Task item: From the listing, collect all lines containing the word "object".

Data for analysis:
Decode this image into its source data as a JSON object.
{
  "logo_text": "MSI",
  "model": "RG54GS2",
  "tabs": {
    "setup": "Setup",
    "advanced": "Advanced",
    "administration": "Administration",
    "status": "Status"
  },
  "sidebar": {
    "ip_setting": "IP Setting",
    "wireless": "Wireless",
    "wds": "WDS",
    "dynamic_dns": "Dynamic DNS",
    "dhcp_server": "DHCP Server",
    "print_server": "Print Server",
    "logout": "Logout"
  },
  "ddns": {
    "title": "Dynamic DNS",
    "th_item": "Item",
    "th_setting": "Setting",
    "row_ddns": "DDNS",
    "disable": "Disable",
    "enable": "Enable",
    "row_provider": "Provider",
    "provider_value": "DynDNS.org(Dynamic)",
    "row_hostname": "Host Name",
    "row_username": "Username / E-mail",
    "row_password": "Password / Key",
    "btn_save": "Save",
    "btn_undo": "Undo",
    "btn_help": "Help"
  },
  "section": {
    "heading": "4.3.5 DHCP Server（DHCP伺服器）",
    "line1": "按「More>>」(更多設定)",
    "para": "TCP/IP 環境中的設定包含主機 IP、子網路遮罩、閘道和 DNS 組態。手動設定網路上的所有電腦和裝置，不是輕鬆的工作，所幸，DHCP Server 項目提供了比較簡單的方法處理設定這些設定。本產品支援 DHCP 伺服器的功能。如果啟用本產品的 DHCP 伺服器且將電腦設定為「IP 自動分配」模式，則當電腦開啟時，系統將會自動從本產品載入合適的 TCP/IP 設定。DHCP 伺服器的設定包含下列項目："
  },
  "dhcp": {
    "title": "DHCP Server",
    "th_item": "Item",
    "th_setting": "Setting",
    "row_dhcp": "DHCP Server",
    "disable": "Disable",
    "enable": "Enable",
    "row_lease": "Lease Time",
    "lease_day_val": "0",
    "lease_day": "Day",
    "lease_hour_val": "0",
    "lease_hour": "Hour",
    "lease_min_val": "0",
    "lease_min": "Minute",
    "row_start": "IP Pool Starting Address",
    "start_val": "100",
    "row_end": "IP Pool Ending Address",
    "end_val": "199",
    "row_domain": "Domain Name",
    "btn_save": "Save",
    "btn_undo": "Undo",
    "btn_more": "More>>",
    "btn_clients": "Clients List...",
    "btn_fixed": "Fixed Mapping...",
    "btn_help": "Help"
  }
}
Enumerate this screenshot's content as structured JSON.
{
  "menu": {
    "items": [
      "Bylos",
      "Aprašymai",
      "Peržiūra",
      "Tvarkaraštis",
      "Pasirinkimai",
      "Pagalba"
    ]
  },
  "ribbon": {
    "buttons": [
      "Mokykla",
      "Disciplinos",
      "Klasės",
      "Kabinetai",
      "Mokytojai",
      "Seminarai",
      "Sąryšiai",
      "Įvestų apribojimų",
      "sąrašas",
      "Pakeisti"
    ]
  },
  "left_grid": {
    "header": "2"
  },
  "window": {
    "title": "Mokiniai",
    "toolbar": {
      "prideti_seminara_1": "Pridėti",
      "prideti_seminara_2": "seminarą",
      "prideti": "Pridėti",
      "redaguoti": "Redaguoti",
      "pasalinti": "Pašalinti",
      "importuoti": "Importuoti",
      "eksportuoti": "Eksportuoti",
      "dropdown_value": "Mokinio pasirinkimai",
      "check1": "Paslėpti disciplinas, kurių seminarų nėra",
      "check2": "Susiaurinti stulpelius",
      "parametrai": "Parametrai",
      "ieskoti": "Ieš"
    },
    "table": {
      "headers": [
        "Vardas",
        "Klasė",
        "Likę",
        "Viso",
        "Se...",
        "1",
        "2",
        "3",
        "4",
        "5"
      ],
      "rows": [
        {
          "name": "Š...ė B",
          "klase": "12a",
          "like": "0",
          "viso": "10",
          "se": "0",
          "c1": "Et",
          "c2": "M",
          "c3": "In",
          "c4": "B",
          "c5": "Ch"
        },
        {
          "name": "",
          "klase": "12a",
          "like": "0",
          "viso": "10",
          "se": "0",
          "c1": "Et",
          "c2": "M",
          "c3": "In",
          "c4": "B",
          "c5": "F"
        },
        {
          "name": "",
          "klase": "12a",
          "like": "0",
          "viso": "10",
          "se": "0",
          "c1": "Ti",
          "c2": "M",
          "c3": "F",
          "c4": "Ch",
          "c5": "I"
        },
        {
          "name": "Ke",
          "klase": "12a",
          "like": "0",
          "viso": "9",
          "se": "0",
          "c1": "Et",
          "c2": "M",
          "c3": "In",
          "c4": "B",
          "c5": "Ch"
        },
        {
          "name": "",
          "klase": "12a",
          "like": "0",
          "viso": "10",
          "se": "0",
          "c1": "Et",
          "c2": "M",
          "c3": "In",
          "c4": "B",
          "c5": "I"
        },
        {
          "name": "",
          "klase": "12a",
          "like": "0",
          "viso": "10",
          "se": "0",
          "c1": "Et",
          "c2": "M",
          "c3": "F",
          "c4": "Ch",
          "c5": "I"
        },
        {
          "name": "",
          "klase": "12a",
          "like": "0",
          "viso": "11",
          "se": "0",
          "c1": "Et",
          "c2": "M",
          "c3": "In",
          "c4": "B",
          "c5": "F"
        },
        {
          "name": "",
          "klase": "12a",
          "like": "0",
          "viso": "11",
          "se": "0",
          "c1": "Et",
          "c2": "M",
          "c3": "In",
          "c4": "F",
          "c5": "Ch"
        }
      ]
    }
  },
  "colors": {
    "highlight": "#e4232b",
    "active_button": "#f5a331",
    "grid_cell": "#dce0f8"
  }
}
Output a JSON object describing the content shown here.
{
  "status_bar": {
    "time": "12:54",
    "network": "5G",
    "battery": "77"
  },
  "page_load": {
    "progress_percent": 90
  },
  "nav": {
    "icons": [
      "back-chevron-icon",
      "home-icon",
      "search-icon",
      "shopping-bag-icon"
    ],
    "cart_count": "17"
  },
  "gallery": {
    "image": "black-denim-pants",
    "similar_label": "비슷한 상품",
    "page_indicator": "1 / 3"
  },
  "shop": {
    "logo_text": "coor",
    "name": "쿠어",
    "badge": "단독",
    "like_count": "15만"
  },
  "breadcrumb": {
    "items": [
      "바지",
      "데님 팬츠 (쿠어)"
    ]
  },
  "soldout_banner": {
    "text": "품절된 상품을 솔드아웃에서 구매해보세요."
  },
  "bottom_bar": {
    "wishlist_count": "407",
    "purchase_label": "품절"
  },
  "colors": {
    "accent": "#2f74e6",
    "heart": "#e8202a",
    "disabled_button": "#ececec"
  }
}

Response:
Decode this image into its source data as a JSON object.
Output a JSON object describing the content shown here.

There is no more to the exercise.